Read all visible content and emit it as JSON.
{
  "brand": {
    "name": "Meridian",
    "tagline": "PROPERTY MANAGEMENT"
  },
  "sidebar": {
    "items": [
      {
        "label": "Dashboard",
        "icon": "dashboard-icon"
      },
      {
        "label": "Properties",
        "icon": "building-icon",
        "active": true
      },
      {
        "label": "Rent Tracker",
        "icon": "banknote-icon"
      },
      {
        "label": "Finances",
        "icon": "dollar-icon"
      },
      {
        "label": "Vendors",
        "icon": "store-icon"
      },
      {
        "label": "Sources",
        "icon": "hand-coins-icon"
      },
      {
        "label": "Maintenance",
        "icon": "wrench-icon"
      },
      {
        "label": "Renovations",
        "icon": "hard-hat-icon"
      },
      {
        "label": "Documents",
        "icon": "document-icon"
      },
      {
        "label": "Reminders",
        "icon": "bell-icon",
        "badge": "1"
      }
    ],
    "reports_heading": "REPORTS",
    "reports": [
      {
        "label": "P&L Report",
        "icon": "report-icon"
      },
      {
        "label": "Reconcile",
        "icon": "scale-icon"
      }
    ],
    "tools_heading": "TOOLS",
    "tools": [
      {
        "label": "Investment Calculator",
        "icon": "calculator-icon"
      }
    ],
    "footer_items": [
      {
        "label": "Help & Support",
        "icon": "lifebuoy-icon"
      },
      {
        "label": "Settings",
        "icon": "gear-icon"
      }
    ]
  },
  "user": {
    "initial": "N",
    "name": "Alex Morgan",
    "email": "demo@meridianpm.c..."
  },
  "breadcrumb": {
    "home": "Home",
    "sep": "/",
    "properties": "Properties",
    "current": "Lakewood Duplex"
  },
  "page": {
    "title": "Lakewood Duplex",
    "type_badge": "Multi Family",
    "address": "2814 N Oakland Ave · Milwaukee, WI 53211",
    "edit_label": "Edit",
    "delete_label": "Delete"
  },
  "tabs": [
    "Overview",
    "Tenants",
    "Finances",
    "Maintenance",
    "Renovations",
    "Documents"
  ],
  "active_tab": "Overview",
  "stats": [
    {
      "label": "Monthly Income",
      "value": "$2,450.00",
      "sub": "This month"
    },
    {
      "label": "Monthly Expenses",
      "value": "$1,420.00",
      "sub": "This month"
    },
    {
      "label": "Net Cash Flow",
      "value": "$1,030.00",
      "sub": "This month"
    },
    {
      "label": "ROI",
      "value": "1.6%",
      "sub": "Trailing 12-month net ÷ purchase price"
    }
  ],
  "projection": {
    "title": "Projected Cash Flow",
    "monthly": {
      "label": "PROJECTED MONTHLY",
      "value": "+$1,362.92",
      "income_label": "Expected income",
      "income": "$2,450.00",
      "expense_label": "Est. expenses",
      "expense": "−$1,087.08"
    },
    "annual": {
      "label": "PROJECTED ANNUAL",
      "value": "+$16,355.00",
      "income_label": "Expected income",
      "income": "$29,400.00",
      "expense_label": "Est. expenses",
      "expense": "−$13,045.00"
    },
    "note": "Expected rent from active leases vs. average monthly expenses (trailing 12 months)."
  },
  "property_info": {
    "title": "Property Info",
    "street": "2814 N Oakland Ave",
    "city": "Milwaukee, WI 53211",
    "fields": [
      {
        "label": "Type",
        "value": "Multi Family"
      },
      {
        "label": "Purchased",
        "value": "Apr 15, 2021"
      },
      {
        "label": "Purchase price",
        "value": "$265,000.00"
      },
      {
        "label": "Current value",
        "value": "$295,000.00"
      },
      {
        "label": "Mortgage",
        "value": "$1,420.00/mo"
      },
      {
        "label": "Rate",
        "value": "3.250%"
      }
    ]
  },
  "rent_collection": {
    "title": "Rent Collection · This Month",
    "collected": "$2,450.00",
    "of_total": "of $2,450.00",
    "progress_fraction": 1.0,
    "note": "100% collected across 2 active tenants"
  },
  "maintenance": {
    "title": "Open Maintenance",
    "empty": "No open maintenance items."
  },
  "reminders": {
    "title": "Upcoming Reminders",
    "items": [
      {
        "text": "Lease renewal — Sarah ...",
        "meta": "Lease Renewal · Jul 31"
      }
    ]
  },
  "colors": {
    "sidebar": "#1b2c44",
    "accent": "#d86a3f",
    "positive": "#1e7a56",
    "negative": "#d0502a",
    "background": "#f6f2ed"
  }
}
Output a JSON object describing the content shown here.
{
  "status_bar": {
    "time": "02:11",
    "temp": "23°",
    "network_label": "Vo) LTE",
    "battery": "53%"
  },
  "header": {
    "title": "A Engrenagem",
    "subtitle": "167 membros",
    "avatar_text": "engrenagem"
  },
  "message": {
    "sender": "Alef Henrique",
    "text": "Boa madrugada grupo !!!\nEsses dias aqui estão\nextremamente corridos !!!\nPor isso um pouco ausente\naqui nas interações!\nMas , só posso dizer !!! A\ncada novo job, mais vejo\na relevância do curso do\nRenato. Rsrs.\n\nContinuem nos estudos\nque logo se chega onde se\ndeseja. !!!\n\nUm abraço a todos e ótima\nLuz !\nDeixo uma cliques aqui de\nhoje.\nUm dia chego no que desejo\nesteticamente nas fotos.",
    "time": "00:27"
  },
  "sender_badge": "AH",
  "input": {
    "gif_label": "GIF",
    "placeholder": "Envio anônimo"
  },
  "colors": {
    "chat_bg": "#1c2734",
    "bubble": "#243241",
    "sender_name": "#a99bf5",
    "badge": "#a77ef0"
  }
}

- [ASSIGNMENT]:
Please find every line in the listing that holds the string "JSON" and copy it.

- [ANSWER TO THIS PROBLEM]:
Read all visible content and emit it as JSON.
Output a JSON object describing the content shown here.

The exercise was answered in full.